══ Task data ══

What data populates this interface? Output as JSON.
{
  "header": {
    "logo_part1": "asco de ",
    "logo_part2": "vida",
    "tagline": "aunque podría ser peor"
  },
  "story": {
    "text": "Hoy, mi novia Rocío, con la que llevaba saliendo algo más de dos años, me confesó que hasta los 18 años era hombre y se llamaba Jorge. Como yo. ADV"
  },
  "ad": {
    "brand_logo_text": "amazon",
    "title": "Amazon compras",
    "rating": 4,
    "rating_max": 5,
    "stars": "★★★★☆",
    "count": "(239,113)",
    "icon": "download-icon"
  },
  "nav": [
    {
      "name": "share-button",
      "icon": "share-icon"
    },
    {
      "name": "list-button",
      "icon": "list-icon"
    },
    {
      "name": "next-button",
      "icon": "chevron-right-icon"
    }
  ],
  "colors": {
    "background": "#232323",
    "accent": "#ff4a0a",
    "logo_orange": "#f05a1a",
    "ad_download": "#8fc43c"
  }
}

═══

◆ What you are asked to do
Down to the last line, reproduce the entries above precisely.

◆ Output below
What data populates this interface? Output as JSON.
{
  "header": {
    "logo_part1": "asco de ",
    "logo_part2": "vida",
    "tagline": "aunque podría ser peor"
  },
  "story": {
    "text": "Hoy, mi novia Rocío, con la que llevaba saliendo algo más de dos años, me confesó que hasta los 18 años era hombre y se llamaba Jorge. Como yo. ADV"
  },
  "ad": {
    "brand_logo_text": "amazon",
    "title": "Amazon compras",
    "rating": 4,
    "rating_max": 5,
    "stars": "★★★★☆",
    "count": "(239,113)",
    "icon": "download-icon"
  },
  "nav": [
    {
      "name": "share-button",
      "icon": "share-icon"
    },
    {
      "name": "list-button",
      "icon": "list-icon"
    },
    {
      "name": "next-button",
      "icon": "chevron-right-icon"
    }
  ],
  "colors": {
    "background": "#232323",
    "accent": "#ff4a0a",
    "logo_orange": "#f05a1a",
    "ad_download": "#8fc43c"
  }
}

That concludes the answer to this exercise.